At The Elder Storytelling Place today, Diane Linch: Neil Young, Bridging the Gap

Elders and Time-Consuming Life Maintenance – Part 2

category_bug_journal2.gif Last week, we held a terrific conversation about how damned long the ordinary maintenance of living takes as we get older - the chores, errands, daily upkeep and other stuff that we hardly noticed in the past except, maybe, as a nuisance to be gotten through as quickly as possible.

I'm returning to this subject today because even though many readers had a lot to say about it, I cannot recall ever having seen it addressed in the serious literature of aging.

As far as I can tell, professional commentary goes straight from the total capability of midlife (zillions of magazine articles and books on efficiency) to frail elders (when incapacity requires the intervention of family and/or care agencies). No one talks about those in-between years.

In particular, there are two kinds of time eaters I'd like to expand on today. Celia mentioned one of them last week:

”Then there's the ruinous recovery time if you get sick or injured. The couple of days it used to take to snap back is now a couple of weeks or even months.”

Celia is right. It has been my experience for the at least the past decade (I'm 71 now) that a simple cold can last two or three weeks and feel as bad a flu virus. And then, cold or flu, when the main symptoms are finally gone, it can be weeks more before full energy returns.

And that's really irritating.

But beyond extra rest, there is little to do about the length of time involved to get over what were once minor illnesses. However, we (me!) and those around us need to be aware that we aren't the kids we used to be and to help out one another during those prolonged periods of recovery when, sometimes, it is just listlessness - not debilitating but tiring nevertheless.

Of course, more serious conditions and injuries take an even longer, more difficult recovery time and I'm sure some of you can speak to that.

Another old age problem I forgot last week is the time involved when routine is interrupted, and I'm guessing this is what young people mean when they say elders are “stuck in their ways.” There is a reason and it's about energy levels, not social or technology issues.

For many of us, sleep is a tenuous proposition. Can't fall asleep. Can't stay asleep. Too many bathroom runs at night. And even with enough sleep, sometimes we just need additional rest during the day.

One of the ways old people husband their energy is via a daily routine giving us the capability to predict what will happen and when it will happen.
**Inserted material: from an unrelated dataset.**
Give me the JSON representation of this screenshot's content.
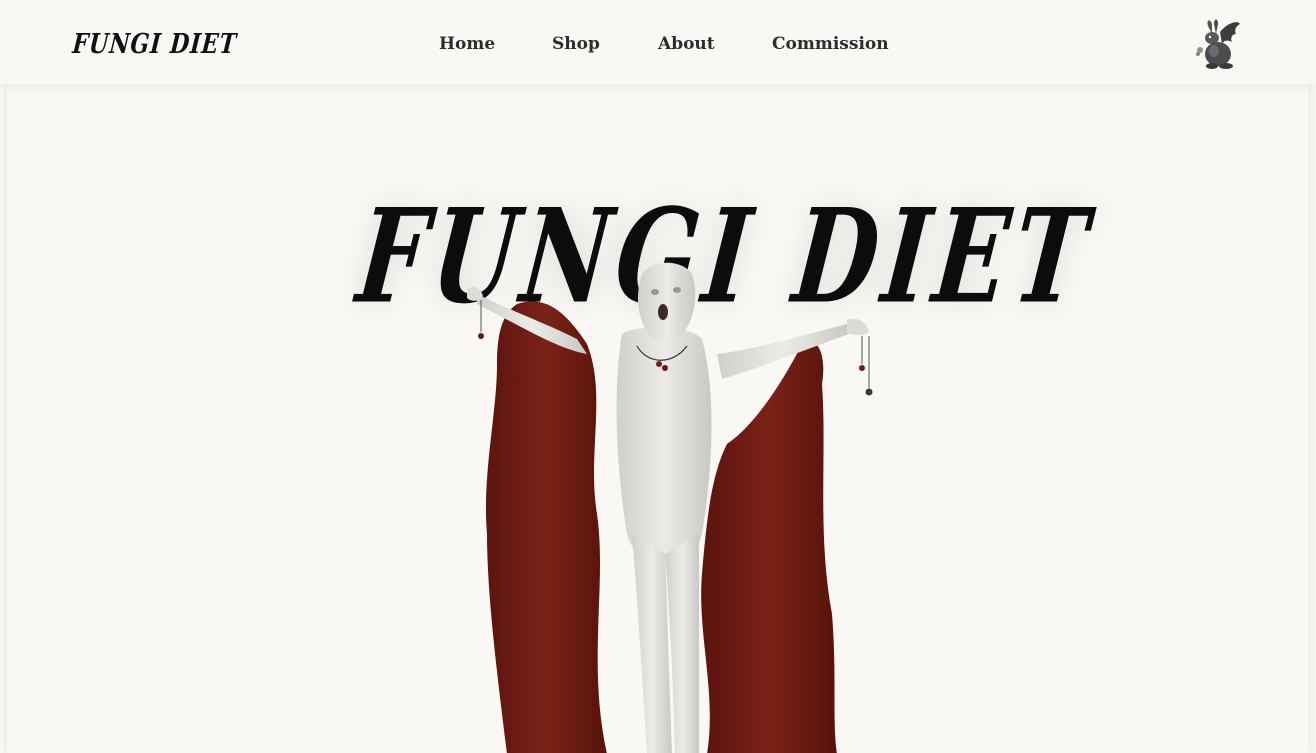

Certainly, we each plan our days and weeks differently but I'm pretty sure we have a lot of common ground.

When I have a two-hour meeting scheduled in the evening, I know I must nap in the afternoon. If I have a lot of driving to do in a day, I don't also plan to grocery shop.

During the week leading up to house guests, I do the extra cleaning so no one should think I'm entirely a slob, but I also plan ahead for the blog, for extra groceries in the house and make sure I rearrange meetings and other obligations that fall during the guests' stay so we can have as much time together as possible.
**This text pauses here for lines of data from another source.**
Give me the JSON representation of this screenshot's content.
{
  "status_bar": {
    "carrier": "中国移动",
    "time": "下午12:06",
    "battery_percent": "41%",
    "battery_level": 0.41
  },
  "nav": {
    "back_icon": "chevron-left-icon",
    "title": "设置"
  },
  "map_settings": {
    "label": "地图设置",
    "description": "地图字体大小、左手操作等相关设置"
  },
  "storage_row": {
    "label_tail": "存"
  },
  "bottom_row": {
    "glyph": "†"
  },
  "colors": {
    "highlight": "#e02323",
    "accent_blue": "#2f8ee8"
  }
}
Even so, after they leave, I need some recuperative time – some quiet time to regroup and work myself back to my routine. Any activity too much out of the ordinary is more tiring than when was younger.

Example: Last week, I received an invitation to participate in a one-day, roundtable event on an elder health issue in New York City at the end of this month. I would like to attend but I am hesitating because these days it is so exhausting to fly – exhausting because airlines have made it deeply irritating, uncomfortable and awful - all the moreso because I'm old.
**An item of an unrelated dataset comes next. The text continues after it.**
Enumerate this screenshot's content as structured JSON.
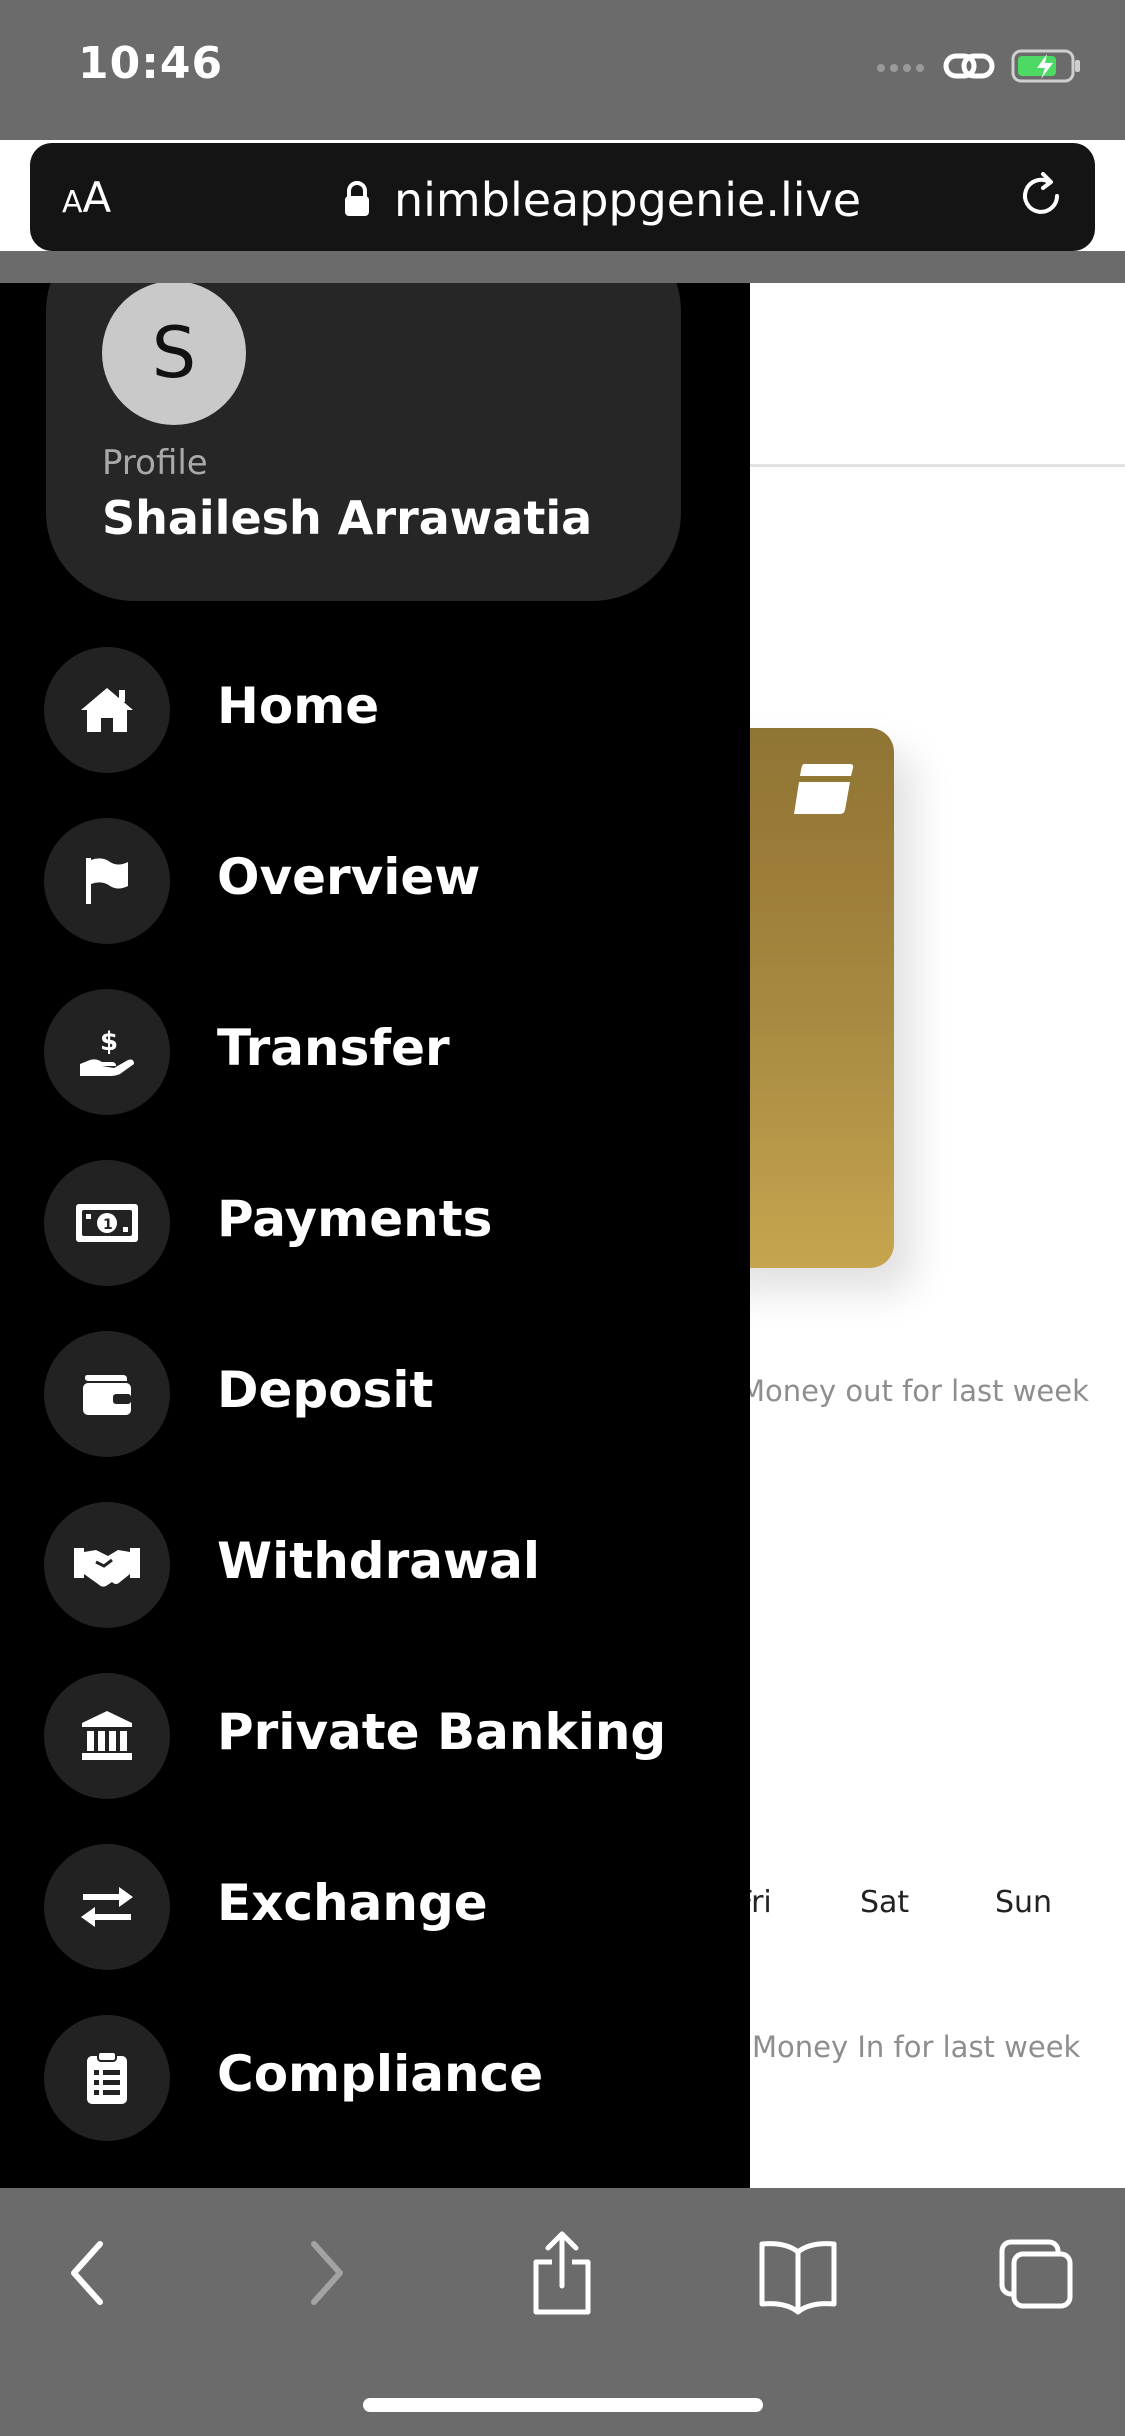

Then, of course, there is extra work up front to get the blogs in shape for my absence and catchup when I return. So I still haven't decided.

It is interesting that this elder need for recuperation from interruptions in routine seems to have been neglected in the aging literature. Perhaps the “experts” think it falls into the well-known category of tiring more easily as we age, but I think it is a separate condition or need.

There is no one more expert at the demands and constraints of aging than elders themselves. So let us know what you think.

At The Elder Storytelling Place today, Johna Ferguson: Metamorphosis